We had to use this duck, two vegetables and one fruit, and then two ingredients for a sauce. We made a shopping list, and my “assistant” went to buy these ingredients from Manor. I chose duck, sprouts, parsnip, kaki (the fruit), then blueberry and sour cream for the sauce.

Now I was through to the very final round!

Now for the very last part of the competition, the grand final. We needed to prepare two dishes in 1 hour. We had to follow a recipe – down to the last detail – which was written in French!!!!! I was really afraid of such a thing. I had to concentrate very hard and read the words very carefully.

Fortunately it was an apple tart and I do read patisserie recipes in French. It was very simple, something I’ve baked many times, but we had to follow the recipe exactly!

What I regret most was that I couldn’t find a slicer that could slice very thinly. I did it by hand, but my hand was shaking, so it was a mess.

We could also use any of the ingredients in the refrigerator, where there was a lot of variety left over from the previous rounds. (If we wanted something extra we were allowed to go and buy it, but the shopping time would be counted as part of the total cooking time!)

The other hidden ingredient was a red fish. Again, I couldn’t find a utensil (tweezers!) for picking out the fish bones. It was impossible with a small knife in such a short time. I finally decide to cut out the main bony part and then made two fillets.

I used the fish, dried tomato, sprouts, rocket leaves and onion. I cooked tempura as one side dish. This could have been risky (because tempura is very simple but a small mistake is a disaster), but it could also be an advantage as a “distinguished” garnish. I took the risk, and it turns out that was the right thing to do.

It was a hard final for me. I was not happy with my fish dish, but it was my very best effort in the limited time and under stress. And of course I was very happy to be able to get to the last part of the competition as a finalist!

Finally, I could hold the winning trophy. How lucky I was to be among such great finalists! They were all fantastic. I learned many things from their cooking.

I was delighted to win, but also made very happy by the kindness of so many people at this event.

All three judges were very kind, but while they were judging and tasting the dishes they had kept poker faces all the time, which made us even more nervous. These are professional judges!

Thank you to all the candidates, organisers, judges, the audience, my friends who came to see and support me at the final, my friends who have listened to me – about cooking and about this competition – then testing my food, and to my family in Japan.

To my family here in Switzerland:

Akiko - at home in my kitchen

I cook every day for you at home, but if you didn’t eat it, I wouldn’t have been in this final! I’m sure it’s not always your favourite food, and I might often cook an awful meal, but you always eat it. (Hmm – maybe you have no choice!) So thanks again to my family.

The 2016 edition might be your turn! My experience started with the courage to press the Enter key on the PC keyboard to send the registration form. Then I had luck! I took a phone call – which I often haven’t been doing recently (because of so many advertising calls). And that was the start of my great experience.

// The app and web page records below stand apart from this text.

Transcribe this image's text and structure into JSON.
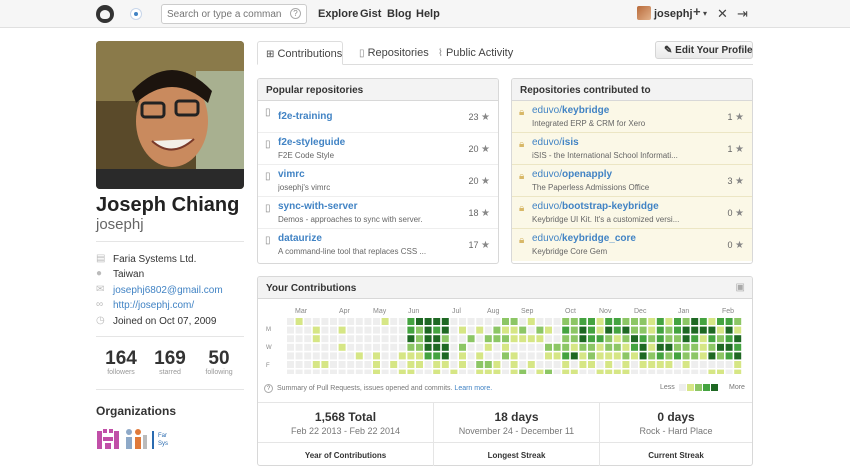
{
  "header": {
    "search_placeholder": "Search or type a command",
    "nav": [
      "Explore",
      "Gist",
      "Blog",
      "Help"
    ],
    "username": "josephj",
    "plus_label": "+",
    "caret": "▾"
  },
  "profile": {
    "fullname": "Joseph Chiang",
    "login": "josephj",
    "details": [
      {
        "icon": "organization-icon",
        "text": "Faria Systems Ltd."
      },
      {
        "icon": "location-icon",
        "text": "Taiwan"
      },
      {
        "icon": "mail-icon",
        "text": "josephj6802@gmail.com"
      },
      {
        "icon": "link-icon",
        "text": "http://josephj.com/"
      },
      {
        "icon": "clock-icon",
        "text": "Joined on Oct 07, 2009"
      }
    ],
    "stats": [
      {
        "value": "164",
        "label": "followers"
      },
      {
        "value": "169",
        "label": "starred"
      },
      {
        "value": "50",
        "label": "following"
      }
    ],
    "organizations_title": "Organizations",
    "org_faria_text": "Far Sys"
  },
  "tabs": {
    "contributions": "Contributions",
    "repositories": "Repositories",
    "activity": "Public Activity",
    "edit_profile": "Edit Your Profile"
  },
  "popular": {
    "title": "Popular repositories",
    "repos": [
      {
        "name": "f2e-training",
        "desc": "",
        "stars": "23"
      },
      {
        "name": "f2e-styleguide",
        "desc": "F2E Code Style",
        "stars": "20"
      },
      {
        "name": "vimrc",
        "desc": "josephj's vimrc",
        "stars": "20"
      },
      {
        "name": "sync-with-server",
        "desc": "Demos - approaches to sync with server.",
        "stars": "18"
      },
      {
        "name": "dataurize",
        "desc": "A command-line tool that replaces CSS ...",
        "stars": "17"
      }
    ]
  },
  "contributed": {
    "title": "Repositories contributed to",
    "repos": [
      {
        "owner": "eduvo/",
        "name": "keybridge",
        "desc": "Integrated ERP & CRM for Xero",
        "stars": "1"
      },
      {
        "owner": "eduvo/",
        "name": "isis",
        "desc": "iSIS - the International School Informati...",
        "stars": "1"
      },
      {
        "owner": "eduvo/",
        "name": "openapply",
        "desc": "The Paperless Admissions Office",
        "stars": "3"
      },
      {
        "owner": "eduvo/",
        "name": "bootstrap-keybridge",
        "desc": "Keybridge UI Kit. It's a customized versi...",
        "stars": "0"
      },
      {
        "owner": "eduvo/",
        "name": "keybridge_core",
        "desc": "Keybridge Core Gem",
        "stars": "0"
      }
    ]
  },
  "contributions": {
    "title": "Your Contributions",
    "months": [
      "Mar",
      "Apr",
      "May",
      "Jun",
      "Jul",
      "Aug",
      "Sep",
      "Oct",
      "Nov",
      "Dec",
      "Jan",
      "Feb"
    ],
    "days": [
      "M",
      "W",
      "F"
    ],
    "summary": "Summary of Pull Requests, issues opened and commits.",
    "learn_more": "Learn more.",
    "legend_less": "Less",
    "legend_more": "More",
    "colors": [
      "#eeeeee",
      "#d6e685",
      "#8cc665",
      "#44a340",
      "#1e6823"
    ],
    "stats": [
      {
        "value": "1,568 Total",
        "range": "Feb 22 2013 - Feb 22 2014",
        "label": "Year of Contributions"
      },
      {
        "value": "18 days",
        "range": "November 24 - December 11",
        "label": "Longest Streak"
      },
      {
        "value": "0 days",
        "range": "Rock - Hard Place",
        "label": "Current Streak"
      }
    ]
  }
}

It was a great opportunity and experience for me. I had been thinking about writing a blog for a long time. I had been starting to go forward slowly, feeling very nervous, but this competition encouraged me and pushed me to act. People accepted and enjoyed my meals! The dishes I cooked at the competition might not be the same as I cook normally at home, but they were all based on my ordinary cooking, and luckily they met with success. So I believe there are people who want to learn Japanese home-style cooking.

I hope you enjoyed my story about this competition. Here are the links to the competition website and Facebook page. You can sign up for the competition in 2016. My challenge is over … now it’s your turn! Go for it!

Website: Championnat romand des cuisiniers amateurs

Facebook: Championnat romand des cuisiniers amateurs